Examine each line of the data, and copy the ones containing "description".

(Data about app and page elements)
* * *
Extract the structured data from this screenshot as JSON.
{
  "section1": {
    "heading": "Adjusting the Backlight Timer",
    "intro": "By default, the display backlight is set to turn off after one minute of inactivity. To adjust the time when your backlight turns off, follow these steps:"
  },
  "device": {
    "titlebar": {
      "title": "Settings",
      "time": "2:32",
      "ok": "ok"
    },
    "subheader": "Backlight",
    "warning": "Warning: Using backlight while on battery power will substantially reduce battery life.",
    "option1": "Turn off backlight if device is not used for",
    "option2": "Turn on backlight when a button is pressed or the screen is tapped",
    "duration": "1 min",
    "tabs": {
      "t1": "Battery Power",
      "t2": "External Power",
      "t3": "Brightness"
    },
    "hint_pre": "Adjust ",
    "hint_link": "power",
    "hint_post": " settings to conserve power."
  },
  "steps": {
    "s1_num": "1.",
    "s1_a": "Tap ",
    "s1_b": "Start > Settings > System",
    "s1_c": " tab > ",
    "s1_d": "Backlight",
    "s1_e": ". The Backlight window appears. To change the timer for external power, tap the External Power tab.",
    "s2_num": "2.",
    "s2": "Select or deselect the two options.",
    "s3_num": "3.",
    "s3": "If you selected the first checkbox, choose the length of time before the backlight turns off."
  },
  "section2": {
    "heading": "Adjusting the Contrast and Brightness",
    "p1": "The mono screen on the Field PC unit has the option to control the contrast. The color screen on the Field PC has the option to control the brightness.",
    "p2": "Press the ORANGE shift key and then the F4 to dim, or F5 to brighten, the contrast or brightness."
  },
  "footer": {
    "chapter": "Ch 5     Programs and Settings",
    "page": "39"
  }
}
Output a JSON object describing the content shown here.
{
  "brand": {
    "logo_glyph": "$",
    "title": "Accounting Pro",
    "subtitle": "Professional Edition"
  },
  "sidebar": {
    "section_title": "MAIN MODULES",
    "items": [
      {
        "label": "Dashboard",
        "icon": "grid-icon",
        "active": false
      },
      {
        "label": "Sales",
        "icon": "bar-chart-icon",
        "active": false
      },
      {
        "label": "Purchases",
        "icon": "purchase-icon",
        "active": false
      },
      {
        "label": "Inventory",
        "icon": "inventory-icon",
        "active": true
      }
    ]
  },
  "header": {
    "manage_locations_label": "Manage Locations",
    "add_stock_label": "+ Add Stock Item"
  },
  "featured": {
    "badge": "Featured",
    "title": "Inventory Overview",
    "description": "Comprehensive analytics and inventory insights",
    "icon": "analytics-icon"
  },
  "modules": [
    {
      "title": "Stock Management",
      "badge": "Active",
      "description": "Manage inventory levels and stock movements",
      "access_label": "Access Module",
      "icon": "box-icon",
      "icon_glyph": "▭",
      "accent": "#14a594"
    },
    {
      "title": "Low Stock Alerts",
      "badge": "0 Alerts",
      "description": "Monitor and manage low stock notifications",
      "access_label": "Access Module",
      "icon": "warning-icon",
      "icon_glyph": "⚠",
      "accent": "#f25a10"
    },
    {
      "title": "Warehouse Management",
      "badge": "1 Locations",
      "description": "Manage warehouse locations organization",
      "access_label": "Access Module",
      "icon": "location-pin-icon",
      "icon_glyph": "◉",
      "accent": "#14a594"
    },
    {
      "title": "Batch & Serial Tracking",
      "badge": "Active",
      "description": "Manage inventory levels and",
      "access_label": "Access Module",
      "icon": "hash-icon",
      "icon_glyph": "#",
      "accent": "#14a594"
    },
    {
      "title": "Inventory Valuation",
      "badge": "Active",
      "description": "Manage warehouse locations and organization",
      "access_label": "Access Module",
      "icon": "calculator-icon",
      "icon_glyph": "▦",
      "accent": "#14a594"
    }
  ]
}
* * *
SOLUTION
    "description": "Comprehensive analytics and inventory insights",
      "description": "Manage inventory levels and stock movements",
      "description": "Monitor and manage low stock notifications",
      "description": "Manage warehouse locations organization",
      "description": "Manage inventory levels and",
      "description": "Manage warehouse locations and organization",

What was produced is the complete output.